Barry remorse

Why did nobody tell me about this major publishing event?

Who's Barry Martin? He's a minor figure in the history of British art over the past half-century but a relatively major figure in the history of Ray Keene's circle of friends and cronies. He also has an interest in chess, and this combination - Ray, art and chess - is nicely illustrated by this book cover from a decade or so back.

Apparently Barry writes a chess column in his local paper. I say "apparently" not because I doubt its existence, but because I doubt its relevance, given that the only person I have ever seen refer to this column is Ray himself. Fitting, then, that Ray and Barry should continue their collaboration with a book compiled from Barry's columns, of which Ray himself is the only known reader. It is available in all good bookshops, says the ad. I think I need to say "apparently" again.

There's an introduction by your friend and mine, promising that
On the back cover, we see Barry in play against a vital link to the chess art traditions of the past, his opponent being Marcel Duchamp’s widow, Mme Teeny Duchamp herself
which judging by what I can see on Amazon, may not be a promise fulfilled.

Among the other tendentious claims made by our normally reliable guide is that Barry
has also gained a world chess ranking. In Duchamp's time, such ratings had not been invented, so Barry is the only artist on the planet who has achieved this accolade.
Your suggestions are invited for candidates who would disprove this assertion. So, indeed is your assistance in demonstrating that Barry possesses such a thing, since I can't locate one. (Maybe he had one in the past. No doubt he did, for if this is not about living in the past, what is?)

Ray also tells us:
the theme of chess, of course, is a prominent thread throughout his oeuvre, ranging from the biodegradable potato chess set
I would genuinely like to know more about this set - I've come across it mentioned before, and wanted to write about it
through portraits distributed by The Times of Garry Kasparov and Nigel Short.
Well well, it's Nigel again. That's right about the portrait, mind, and Nigel crops up at the artist's launch - Chess stars flock to Barry Martin's book launch, it says here.

Nigel in company

Funny, it seems these days that every time you come across one of Nigel or Ray, you come across the other too.

Just for the record I came across this stuff earlier this week after remembering, for some reason, Paul's tweet from November, which drew our attention to this no doubt important event.

Obviously I recognised the chap in the main photo, but I also recognised the chap in the top photo

Not least because in this photo

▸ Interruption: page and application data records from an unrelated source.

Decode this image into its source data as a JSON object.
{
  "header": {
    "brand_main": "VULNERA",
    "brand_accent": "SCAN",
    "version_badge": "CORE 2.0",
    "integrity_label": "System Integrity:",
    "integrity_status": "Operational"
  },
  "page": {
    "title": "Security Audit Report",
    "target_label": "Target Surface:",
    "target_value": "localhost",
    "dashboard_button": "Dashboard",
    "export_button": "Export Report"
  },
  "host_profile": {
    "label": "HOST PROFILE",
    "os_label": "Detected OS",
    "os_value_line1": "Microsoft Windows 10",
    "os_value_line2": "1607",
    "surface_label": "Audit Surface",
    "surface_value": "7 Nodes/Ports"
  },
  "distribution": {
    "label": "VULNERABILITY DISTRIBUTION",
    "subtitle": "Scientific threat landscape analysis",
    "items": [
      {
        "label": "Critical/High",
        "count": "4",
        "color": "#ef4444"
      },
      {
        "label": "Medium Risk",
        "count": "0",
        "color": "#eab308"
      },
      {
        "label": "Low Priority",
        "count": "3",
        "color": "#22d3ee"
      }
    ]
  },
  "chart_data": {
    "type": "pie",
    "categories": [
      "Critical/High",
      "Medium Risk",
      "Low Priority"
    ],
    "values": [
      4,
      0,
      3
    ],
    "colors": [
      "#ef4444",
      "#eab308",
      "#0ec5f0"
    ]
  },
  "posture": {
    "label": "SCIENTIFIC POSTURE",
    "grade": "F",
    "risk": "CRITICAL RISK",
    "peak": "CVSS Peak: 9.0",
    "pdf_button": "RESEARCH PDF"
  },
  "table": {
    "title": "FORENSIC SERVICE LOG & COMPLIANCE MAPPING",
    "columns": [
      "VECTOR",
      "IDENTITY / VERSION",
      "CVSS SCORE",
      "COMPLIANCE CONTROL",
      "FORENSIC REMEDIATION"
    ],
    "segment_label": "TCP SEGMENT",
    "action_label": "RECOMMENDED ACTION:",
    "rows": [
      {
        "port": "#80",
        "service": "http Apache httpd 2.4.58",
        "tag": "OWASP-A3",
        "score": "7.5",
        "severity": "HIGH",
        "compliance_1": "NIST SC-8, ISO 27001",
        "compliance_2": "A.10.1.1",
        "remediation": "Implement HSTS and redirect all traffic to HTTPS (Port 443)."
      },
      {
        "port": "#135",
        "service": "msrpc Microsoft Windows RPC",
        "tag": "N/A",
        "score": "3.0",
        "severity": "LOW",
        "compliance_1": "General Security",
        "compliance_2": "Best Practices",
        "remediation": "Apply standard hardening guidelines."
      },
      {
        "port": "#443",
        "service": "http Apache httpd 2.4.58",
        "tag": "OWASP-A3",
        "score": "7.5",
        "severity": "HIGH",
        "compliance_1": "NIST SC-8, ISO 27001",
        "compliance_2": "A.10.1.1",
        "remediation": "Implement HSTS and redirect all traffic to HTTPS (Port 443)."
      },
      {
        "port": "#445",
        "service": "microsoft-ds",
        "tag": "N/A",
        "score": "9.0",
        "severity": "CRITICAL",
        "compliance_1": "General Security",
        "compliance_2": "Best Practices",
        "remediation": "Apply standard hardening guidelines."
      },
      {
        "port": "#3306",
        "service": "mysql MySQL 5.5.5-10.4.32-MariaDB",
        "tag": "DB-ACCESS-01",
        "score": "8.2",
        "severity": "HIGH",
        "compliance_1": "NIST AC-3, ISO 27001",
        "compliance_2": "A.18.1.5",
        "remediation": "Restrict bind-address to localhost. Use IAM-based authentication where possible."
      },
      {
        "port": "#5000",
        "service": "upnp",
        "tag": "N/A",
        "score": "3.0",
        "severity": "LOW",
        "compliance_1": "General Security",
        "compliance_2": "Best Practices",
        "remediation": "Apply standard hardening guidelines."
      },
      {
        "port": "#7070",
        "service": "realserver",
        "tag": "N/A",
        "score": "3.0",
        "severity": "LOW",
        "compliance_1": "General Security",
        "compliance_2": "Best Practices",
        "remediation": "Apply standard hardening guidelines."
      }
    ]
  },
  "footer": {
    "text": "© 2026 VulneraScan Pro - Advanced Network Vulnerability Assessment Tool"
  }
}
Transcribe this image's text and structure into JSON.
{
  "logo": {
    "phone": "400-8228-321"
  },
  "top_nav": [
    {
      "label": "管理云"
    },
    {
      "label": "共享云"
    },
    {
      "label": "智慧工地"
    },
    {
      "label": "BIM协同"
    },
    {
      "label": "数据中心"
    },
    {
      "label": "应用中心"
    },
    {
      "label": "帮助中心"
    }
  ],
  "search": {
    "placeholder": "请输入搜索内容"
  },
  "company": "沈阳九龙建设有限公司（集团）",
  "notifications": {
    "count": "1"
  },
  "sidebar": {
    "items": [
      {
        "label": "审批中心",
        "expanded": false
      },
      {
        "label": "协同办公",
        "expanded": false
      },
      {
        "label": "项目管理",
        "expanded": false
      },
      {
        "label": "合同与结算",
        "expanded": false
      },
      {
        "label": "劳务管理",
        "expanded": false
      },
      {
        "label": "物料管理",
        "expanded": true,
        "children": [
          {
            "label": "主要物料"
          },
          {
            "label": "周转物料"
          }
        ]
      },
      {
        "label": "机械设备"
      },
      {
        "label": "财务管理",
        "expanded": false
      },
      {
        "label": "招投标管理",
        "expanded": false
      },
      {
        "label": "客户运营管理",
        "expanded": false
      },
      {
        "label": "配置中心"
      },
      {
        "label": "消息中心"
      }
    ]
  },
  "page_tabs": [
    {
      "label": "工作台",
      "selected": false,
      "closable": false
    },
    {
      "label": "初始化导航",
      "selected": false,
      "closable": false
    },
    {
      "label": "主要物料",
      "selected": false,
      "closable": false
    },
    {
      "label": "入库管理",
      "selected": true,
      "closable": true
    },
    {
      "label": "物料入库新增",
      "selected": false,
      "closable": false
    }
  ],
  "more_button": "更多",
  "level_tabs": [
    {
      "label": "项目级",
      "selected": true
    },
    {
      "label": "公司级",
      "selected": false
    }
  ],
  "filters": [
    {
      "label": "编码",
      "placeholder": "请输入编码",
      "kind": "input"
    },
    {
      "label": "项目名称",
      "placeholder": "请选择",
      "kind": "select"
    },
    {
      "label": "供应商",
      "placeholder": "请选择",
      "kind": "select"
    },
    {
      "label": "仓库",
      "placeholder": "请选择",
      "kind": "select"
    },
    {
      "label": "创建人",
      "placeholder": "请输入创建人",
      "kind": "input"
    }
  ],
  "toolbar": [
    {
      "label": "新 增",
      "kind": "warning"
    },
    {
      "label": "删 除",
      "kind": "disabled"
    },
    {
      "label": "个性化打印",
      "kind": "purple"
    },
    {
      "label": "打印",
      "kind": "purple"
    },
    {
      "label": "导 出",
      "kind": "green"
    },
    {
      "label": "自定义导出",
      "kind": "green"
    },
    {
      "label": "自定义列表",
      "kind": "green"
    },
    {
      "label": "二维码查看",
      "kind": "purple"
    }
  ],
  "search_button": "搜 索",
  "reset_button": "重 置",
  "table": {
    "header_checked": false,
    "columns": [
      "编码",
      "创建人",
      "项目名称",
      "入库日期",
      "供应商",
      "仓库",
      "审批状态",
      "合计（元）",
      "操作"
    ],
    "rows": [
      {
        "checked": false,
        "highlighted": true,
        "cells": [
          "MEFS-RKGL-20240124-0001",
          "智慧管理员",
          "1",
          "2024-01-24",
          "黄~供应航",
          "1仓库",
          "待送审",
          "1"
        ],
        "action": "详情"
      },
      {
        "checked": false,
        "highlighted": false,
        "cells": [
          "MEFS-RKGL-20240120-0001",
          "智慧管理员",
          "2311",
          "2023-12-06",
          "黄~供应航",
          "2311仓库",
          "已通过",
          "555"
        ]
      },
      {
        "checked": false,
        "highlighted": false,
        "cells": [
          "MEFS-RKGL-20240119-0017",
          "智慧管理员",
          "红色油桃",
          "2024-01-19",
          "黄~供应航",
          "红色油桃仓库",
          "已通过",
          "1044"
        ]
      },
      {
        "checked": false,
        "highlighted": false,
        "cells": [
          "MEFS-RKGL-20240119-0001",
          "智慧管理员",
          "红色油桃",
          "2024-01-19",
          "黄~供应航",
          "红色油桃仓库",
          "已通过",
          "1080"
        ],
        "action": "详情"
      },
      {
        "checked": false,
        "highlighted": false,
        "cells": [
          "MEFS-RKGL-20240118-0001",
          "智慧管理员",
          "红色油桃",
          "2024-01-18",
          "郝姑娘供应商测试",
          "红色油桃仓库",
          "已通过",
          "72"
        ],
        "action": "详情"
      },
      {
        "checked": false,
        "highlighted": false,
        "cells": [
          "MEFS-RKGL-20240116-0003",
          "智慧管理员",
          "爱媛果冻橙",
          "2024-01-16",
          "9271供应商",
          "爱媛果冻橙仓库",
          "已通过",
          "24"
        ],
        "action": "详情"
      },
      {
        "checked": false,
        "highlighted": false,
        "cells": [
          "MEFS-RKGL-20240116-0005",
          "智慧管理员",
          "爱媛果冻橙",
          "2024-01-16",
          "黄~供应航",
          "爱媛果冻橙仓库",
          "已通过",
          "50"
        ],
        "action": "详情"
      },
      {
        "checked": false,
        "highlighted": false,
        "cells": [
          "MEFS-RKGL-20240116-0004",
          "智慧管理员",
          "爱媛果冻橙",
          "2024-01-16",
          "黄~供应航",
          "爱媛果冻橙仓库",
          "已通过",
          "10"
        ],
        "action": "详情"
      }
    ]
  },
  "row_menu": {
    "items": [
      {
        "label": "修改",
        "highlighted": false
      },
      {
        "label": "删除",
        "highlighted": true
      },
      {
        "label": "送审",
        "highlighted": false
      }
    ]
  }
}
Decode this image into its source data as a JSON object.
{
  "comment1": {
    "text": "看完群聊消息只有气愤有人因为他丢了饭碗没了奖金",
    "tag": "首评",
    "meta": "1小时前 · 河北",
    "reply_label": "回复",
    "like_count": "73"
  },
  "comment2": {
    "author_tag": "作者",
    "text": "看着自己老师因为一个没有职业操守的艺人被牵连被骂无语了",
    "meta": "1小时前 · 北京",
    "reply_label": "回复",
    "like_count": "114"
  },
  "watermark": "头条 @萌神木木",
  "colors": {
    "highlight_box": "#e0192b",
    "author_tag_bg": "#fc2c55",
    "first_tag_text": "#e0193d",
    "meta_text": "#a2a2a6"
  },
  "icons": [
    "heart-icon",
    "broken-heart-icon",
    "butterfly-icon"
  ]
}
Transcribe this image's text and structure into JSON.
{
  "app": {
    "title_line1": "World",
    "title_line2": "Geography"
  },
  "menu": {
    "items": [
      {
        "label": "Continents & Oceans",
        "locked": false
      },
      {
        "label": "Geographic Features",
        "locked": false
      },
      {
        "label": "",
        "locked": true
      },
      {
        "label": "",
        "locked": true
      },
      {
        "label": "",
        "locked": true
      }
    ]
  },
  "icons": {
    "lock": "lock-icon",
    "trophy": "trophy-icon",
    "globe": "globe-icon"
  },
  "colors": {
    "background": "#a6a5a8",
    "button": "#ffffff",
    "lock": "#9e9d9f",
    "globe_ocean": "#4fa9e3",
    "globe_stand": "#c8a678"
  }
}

he was being portrayed as the chap in the main photo.

Confused? You will be, especially if you try to map the links between Tony Buzan, Ray Keene and all their many and various cronies, of whom Nigel is one.

The chap in the photo is another - he's Chris Day, who runs Filament Publishing, publisher of Ray's book on Tony, Barry's book with Ray's introduction, and, coming shortly, another book by Tony,

which is recommended to us by a Professor Geoffrey Clarke of the University of Hull.

Which is odd, because I can't locate a Professor Geoffrey Clarke at the University of Hull. But I guess he must be there somewhere. Apparently.

1 comment:

chessparrot said...

I went to the Tate Gallery, now Tate Britain, when they had a Chess Day there about 30 odd years ago. Keene and his wife, his sister and Jackie's husband, Richard Eales, sat in front of me with, I think, David Spanier. (Oh and Hartston turned-up late). Several speakers sounded brightly, George Steiner, my fav, waxing lyrical, the Crucifixion getting dragged into a sentence about Kasparov. Madame Duchamp attended, an elderly wheelchair user. Barry Martin was teased by Keene whenever a joke - lay explanation I suppose - was needed during Ray's particular talk. This jarred a bit but I doubt anybody much minded.